You want a president who worked in the game? Ronald Reagan recreated baseball games on the radio for four summers when he was a young broadcaster and is the only president to wear a major league uniform, portraying Hall of Famer Grover Cleveland Alexander in the movie, "The Winning Team." He also played a game with some old-timers on the White House lawn while promoting "National Baseball Month," saying he would like to be able to play every day. "I wouldn't even complain if a stray ball came through the Oval Office window now and then," he said.

You want a president who was a huge baseball fan? Richard Nixon was such a fan that when he greeted astronauts Neil Armstrong, Buzz Aldrin and Michael Collins from their historic trip to the moon, his initial question was, "Were you told how the All-Star Game turned out?"

You want a President Bush in the Hall of Fame? Dubya's father was the captain of the Yale baseball team that went to the 1947 College World Series. Now, that's something worth mentioning at Cooperstown.

Hey, it's great that George W. Bush is such a devoted baseball fan. It's wonderful that he set up Little League games on the White House lawn and threw out the first pitch at the Little League World Series and last year's World Series. And if we want to honor that at the Hall of Fame by giving him an exhibit in the museum, that's terrific.

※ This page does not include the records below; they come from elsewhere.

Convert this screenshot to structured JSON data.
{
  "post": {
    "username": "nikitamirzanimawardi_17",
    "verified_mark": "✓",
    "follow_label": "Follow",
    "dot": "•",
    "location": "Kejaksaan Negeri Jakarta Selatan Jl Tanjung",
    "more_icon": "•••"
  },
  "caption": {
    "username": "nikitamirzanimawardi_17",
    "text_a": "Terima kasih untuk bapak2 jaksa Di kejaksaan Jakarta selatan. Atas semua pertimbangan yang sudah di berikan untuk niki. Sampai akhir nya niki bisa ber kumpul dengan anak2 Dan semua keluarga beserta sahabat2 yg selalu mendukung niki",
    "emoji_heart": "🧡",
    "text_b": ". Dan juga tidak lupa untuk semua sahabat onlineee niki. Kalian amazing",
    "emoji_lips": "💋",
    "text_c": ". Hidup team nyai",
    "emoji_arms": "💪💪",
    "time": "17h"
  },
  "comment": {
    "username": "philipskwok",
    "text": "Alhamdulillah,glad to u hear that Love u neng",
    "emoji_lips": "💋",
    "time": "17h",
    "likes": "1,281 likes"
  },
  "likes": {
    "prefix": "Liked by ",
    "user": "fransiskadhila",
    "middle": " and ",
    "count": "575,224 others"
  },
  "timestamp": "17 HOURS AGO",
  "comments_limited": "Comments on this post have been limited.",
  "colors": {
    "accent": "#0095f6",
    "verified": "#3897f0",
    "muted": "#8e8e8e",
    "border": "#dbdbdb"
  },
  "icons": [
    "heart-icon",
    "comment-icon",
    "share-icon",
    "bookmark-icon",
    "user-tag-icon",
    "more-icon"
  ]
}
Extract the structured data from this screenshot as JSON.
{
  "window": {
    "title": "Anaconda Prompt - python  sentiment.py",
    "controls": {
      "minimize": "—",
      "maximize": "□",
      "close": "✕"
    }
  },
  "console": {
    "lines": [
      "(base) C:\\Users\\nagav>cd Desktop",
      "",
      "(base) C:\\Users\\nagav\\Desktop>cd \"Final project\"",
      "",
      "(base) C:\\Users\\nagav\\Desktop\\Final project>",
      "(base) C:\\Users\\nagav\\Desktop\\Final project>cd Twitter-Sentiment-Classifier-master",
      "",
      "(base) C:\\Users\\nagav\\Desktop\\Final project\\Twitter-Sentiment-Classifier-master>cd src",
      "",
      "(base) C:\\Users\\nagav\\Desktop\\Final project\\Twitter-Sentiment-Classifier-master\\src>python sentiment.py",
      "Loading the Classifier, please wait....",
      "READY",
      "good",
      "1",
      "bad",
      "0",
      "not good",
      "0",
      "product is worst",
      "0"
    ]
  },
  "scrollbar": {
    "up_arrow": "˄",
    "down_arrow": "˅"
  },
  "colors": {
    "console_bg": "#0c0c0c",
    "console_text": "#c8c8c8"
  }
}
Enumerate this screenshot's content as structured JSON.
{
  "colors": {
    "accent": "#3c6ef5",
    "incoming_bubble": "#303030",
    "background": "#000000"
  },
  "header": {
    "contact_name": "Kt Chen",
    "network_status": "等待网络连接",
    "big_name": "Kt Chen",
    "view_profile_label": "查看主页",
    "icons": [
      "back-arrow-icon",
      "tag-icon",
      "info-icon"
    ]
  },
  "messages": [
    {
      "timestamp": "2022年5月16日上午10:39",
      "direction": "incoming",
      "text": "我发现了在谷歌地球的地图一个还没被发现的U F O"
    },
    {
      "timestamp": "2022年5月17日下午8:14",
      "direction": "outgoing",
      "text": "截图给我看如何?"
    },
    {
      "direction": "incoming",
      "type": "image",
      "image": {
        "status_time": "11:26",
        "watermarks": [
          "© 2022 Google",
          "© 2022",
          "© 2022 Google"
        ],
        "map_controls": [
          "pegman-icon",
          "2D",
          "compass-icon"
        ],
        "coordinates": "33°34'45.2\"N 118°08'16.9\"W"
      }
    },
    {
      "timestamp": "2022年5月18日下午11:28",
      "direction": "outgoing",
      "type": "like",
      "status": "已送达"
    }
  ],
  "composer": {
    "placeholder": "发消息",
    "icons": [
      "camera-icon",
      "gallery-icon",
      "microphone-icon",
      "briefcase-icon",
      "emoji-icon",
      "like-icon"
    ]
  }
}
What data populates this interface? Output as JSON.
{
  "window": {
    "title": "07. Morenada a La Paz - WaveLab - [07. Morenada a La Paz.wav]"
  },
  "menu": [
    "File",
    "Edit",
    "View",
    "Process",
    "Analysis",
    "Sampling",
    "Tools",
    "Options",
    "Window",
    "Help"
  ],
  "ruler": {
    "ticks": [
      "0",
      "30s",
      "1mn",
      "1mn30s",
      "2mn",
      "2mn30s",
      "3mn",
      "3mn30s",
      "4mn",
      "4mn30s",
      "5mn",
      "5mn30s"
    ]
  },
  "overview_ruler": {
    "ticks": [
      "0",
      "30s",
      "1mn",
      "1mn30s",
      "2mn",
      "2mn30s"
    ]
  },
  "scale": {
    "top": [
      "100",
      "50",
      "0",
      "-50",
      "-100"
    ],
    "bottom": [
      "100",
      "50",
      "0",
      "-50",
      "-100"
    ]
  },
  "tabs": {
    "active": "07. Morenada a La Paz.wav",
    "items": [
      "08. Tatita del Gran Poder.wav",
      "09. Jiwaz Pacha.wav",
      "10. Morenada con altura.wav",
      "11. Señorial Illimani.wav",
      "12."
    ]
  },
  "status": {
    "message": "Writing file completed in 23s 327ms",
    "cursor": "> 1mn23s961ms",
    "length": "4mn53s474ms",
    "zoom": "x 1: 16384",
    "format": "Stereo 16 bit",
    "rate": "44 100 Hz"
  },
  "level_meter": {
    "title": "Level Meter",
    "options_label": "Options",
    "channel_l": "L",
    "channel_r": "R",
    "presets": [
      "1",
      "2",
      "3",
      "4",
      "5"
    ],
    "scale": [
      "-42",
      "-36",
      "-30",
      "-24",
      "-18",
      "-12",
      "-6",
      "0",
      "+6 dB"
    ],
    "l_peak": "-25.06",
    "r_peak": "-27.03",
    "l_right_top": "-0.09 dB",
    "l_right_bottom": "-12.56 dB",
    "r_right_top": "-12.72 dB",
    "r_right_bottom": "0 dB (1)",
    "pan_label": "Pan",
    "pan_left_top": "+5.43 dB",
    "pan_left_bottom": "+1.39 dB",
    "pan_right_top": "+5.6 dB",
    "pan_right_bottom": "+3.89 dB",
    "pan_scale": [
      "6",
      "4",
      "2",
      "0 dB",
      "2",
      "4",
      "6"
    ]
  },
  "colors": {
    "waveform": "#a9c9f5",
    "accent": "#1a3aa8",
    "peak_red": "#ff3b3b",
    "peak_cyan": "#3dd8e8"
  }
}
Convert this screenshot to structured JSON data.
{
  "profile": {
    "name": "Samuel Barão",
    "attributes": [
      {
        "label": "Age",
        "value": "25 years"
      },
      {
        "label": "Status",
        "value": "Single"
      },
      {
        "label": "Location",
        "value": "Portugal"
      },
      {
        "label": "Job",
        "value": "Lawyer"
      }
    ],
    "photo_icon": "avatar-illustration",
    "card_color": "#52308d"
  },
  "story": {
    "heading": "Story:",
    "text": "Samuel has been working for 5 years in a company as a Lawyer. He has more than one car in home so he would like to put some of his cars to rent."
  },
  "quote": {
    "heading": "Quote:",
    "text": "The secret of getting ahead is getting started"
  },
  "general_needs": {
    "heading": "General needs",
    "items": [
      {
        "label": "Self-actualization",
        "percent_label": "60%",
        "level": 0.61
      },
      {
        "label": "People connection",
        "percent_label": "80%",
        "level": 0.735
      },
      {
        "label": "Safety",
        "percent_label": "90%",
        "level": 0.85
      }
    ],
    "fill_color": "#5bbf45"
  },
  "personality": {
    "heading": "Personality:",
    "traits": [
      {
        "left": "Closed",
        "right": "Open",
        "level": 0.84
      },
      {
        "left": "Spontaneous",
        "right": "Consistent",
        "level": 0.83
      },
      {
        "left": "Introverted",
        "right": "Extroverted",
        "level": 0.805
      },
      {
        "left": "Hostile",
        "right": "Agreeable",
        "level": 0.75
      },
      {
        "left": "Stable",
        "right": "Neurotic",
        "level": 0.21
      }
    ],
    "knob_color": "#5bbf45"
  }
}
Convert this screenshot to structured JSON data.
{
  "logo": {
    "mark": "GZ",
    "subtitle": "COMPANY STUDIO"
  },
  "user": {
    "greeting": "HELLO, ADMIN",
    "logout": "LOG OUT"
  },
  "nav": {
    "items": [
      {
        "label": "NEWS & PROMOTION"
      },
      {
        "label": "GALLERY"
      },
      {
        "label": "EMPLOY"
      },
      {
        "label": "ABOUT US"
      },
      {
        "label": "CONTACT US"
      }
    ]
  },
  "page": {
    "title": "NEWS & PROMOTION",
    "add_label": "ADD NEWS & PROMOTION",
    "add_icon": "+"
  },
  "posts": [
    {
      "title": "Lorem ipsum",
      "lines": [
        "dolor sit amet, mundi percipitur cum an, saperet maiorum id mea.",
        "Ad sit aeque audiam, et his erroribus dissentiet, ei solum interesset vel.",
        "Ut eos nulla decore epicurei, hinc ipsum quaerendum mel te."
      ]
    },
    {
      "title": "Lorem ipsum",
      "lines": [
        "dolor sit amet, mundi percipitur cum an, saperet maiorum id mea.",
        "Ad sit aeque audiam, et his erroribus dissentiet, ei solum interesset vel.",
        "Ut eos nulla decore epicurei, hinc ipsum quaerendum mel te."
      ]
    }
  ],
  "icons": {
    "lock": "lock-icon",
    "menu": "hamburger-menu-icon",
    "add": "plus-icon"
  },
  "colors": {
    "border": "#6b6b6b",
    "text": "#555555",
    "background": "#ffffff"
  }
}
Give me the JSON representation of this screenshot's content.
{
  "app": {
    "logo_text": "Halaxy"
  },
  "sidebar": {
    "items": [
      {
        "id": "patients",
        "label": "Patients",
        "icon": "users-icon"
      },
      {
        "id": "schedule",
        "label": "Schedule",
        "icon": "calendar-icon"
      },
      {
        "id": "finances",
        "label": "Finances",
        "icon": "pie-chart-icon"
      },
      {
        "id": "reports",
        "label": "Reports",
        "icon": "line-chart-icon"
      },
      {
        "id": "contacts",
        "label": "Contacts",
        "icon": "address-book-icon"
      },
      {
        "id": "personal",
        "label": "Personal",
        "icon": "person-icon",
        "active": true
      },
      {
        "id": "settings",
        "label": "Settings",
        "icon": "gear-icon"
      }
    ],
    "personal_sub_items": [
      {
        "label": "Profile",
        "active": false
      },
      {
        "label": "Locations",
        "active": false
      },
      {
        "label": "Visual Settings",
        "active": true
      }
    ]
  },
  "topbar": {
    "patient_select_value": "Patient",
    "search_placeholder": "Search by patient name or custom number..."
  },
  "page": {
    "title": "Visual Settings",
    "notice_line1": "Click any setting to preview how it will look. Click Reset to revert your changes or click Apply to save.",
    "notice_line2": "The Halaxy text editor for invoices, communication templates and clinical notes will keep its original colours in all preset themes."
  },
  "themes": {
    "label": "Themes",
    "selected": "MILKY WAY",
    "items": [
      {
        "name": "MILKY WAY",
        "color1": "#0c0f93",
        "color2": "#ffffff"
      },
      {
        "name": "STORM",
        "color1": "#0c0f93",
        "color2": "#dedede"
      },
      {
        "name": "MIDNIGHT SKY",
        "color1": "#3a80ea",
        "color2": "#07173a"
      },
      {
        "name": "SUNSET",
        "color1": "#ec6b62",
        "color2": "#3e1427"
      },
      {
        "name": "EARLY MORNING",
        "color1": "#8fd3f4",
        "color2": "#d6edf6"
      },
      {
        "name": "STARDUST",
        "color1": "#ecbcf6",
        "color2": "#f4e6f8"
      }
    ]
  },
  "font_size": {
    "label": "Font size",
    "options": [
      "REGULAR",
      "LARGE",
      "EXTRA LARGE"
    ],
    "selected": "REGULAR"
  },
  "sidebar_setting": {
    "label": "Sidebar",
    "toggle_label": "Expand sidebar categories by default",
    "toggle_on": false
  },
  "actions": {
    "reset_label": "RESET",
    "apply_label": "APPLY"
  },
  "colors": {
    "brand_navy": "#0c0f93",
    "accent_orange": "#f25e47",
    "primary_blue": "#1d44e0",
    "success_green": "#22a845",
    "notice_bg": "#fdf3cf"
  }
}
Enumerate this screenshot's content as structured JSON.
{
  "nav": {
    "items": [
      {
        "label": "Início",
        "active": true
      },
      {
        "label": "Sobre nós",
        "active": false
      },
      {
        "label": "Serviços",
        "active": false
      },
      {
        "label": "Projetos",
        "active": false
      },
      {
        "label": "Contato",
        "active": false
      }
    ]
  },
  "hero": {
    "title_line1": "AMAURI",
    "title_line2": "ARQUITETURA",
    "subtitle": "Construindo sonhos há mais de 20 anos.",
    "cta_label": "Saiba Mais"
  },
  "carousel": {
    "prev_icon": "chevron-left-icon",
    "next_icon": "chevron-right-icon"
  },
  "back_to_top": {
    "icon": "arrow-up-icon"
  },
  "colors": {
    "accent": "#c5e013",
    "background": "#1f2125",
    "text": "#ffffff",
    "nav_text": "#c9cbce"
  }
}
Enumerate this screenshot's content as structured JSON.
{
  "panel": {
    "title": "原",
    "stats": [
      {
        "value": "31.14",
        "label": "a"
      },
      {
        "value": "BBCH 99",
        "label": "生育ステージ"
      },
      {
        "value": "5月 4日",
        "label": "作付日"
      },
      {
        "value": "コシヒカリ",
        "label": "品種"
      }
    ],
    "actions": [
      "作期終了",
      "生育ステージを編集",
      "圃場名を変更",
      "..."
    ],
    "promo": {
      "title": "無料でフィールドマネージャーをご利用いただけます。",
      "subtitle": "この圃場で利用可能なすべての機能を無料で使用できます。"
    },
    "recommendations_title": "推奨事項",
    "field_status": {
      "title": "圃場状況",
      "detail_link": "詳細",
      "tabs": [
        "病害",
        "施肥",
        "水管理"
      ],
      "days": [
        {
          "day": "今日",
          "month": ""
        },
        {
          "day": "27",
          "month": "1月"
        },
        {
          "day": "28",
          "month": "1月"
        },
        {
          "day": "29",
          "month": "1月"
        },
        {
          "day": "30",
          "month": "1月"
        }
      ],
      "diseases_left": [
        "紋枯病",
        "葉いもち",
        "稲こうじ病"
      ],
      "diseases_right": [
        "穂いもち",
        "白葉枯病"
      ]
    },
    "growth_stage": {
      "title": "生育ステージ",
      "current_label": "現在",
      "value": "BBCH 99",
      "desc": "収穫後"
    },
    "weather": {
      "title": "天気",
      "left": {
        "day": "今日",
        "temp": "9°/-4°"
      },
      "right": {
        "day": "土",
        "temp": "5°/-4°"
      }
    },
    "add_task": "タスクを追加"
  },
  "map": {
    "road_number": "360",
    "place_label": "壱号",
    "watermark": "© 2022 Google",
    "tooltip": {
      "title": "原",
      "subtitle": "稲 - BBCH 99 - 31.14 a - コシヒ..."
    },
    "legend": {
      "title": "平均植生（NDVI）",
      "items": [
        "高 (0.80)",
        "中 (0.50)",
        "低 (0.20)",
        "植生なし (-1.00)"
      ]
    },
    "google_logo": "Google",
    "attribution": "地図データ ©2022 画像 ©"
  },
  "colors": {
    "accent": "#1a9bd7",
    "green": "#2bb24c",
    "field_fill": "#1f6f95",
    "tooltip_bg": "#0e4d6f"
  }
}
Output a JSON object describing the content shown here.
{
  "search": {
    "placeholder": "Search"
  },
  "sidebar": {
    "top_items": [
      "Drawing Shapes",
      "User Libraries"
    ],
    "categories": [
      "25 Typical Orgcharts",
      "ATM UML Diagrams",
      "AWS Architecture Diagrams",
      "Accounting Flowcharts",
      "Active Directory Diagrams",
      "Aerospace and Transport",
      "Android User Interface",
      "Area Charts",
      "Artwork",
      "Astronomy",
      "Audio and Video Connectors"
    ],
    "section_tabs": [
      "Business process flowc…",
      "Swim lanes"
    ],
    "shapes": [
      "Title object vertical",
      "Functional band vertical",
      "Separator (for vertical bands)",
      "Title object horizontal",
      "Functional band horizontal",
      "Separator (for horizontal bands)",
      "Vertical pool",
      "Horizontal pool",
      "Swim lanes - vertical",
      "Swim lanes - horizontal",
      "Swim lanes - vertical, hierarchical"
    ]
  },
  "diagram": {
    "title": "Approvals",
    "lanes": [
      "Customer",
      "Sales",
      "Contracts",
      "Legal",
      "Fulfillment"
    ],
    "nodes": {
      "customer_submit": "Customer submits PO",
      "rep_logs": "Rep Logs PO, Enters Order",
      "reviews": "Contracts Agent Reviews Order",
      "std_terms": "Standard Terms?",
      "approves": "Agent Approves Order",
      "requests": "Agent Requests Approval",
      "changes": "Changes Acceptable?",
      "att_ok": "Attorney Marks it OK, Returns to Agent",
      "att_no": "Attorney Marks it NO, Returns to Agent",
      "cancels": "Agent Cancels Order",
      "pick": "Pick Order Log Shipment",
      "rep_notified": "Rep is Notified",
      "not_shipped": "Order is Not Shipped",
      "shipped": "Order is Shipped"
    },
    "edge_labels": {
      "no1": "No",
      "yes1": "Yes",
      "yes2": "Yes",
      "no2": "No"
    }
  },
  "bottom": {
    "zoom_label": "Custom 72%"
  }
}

But to enshrine him in the Hall alongside Willie Mays, Babe Ruth, Lou Gehrig and Ted Williams? Please. That's almost as ridiculous as giving Roger Clemens the nuclear security code. In fact, the only thing more ridiculous would be putting Al Gore on the wall for inventing the designated hitter.

Of course, if Dubya intervenes in the labor negotiations and gets them to agree to a deal without a strike, I not only say let him in, I'm willing to give his induction speech.

Box score line of the week
Forget Randy Johnson and Curt Schilling. The most dramatic pitching performance of the summer was provided by two 12-year-olds earning no money and with no endorsement deals. Louisville's Aaron Alvey and Fort Worth's Walker Kelly combined to strike out a record 40 batters in a U.S. semifinal game Wednesday at the Little League World Series.

Kelly struck out 21 batters and allowed two hits while Alvey struck out 19 and held Fort Worth hitless before both pitchers reached Little League's nine-inning maximum. Alvey then moved to shortstop and third base, and homered in the 11th inning to give Louisville the winning margin in its 2-1 victory.

His line:

9 IP, 0 H, 0 R, 0 ER, 1 BB, 19 K

Jim Caple is a senior writer for ESPN.com. He can be reached at cuffscaple@hotmail.com.








 More from ESPN...
Jim Caple Archive

 ESPN Tools
Email story
 
Most sent
 
Print story